“By your new method, yes. Well, then, tell me what it is-”

“The fact is-”

“Deuce take it! See how troublesome this is! In former days we never had any occasion to talk. People fought then for the sake of fighting; and I, for one, know no better reason than that.”

“You are quite right, my friend.”

“However, tell me what the cause is.”

“It is too long a story to tell; only, as one must particularize to some extent-”

“Yes, yes, the devil!- with the new method.”

“As it is necessary, I said, to be specific, and as on the other hand the affair is full of difficulties and requires the most absolute secrecy-”

“Oh! oh!”

“You will have the kindness merely to tell M. de Saint-Aignan that he has insulted me,- in the first place, by changing his lodgings.”

“By changing his lodgings? Good!” said Porthos, who began to count on his fingers; “next?”

“Then, in getting a trap-door made in his new apartments.”

“I understand,” said Porthos; “a trapdoor! Upon my word, this is very serious; you ought to be furious at that. What the deuce does the fellow mean by getting trap-doors made without first consulting you? Trap-doors! Mordioux! I haven’t any, except in my dungeons at Bracieux.”

“And you will add,” said Raoul, “that my last motive for considering myself insulted is the portrait that M. de Saint-Aignan well knows.”

“Is it possible? A portrait too! A change of residence, a trap-door, and a portrait! Why, my dear friend, with but one of those causes of complaint there is enough, and more than enough, for all the gentlemen in France and Spain to cut one another’s throats; and that is saying but very little.”

“Well, my dear friend, you are furnished with all you need, I suppose?”

“I shall take a second horse with me. Select your own rendezvous; and while you are waiting there you can practise some of the best passes, so as to get your limbs as elastic as possible.”

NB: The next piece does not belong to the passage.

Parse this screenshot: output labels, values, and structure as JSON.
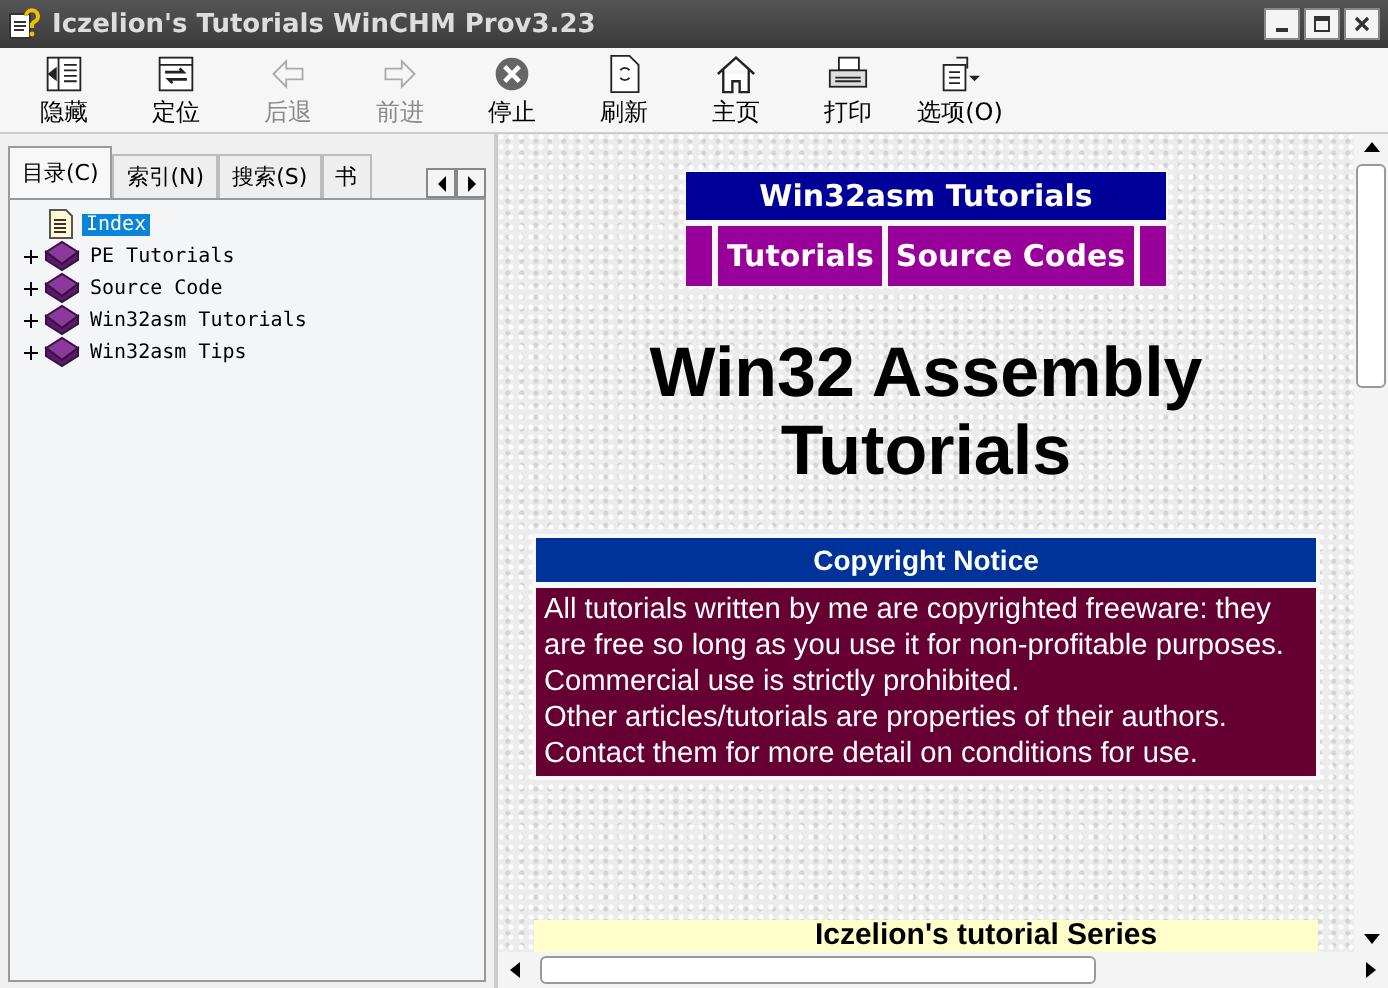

“Thank you. I shall be waiting for you in the wood of Vincennes, close to Minimes.”

“All’s right, then. Where am I to find this M. de Saint-Aignan?”

“At the Palais-Royal.”

Porthos rang a huge hand-bell. “My court suit,” he said to the servant who answered the summons, “my horse, and a led horse to accompany me.” Then turning to Raoul as soon as the servant had quitted the room, he said, “Does your father know anything about this?”

“No; I am going to write to him.”

“And d’Artagnan?”

“No, nor d’Artagnan, either. He is very cautious, you know, and might have diverted me from my purpose.”

“D’Artagnan is a sound adviser, though,” said Porthos, astonished that in his own loyal faith in d’Artagnan any one could have thought of himself so long as there was a d’Artagnan in the world.

“Dear M. du Vallon,” replied Raoul, “do not question me any more, I implore you. I have told you all that I had to say; it is prompt action that I now expect, as sharp and decided as you know how to arrange it. That, indeed, is my reason for having chosen you.”

“You will be satisfied with me,” replied Porthos.

“Do not forget, either, that except ourselves no one must know anything of this meeting.”

“People always find these things out,” said Porthos, “when a dead body is discovered in a wood. But I promise you everything, my dear friend, except concealing the dead body. There it is; and it must be seen, as a matter of course. It is a principle of mine not to bury bodies. That has a smack of the assassin about it. Every risk must take its risk, as they say in Normandy.”

“To work, then, my dear friend!”

“Rely upon me,” said the giant, finishing the bottle, while the servant spread out upon a sofa the gorgeously decorated dress trimmed with lace. Raoul left the room, saying to himself with a secret delight: “Perfidious King! traitorous monarch! I cannot reach thee. I do not wish it; for the person of a king is sacred. But your accomplice, your panderer,- the coward who represents you,- shall pay for your crime. I will kill him in thy name, and afterwards we will think of Louise.”

  1. 53: A Domiciliary Visit
  2. Louise de la Valliere
  3. 55: Change of Residence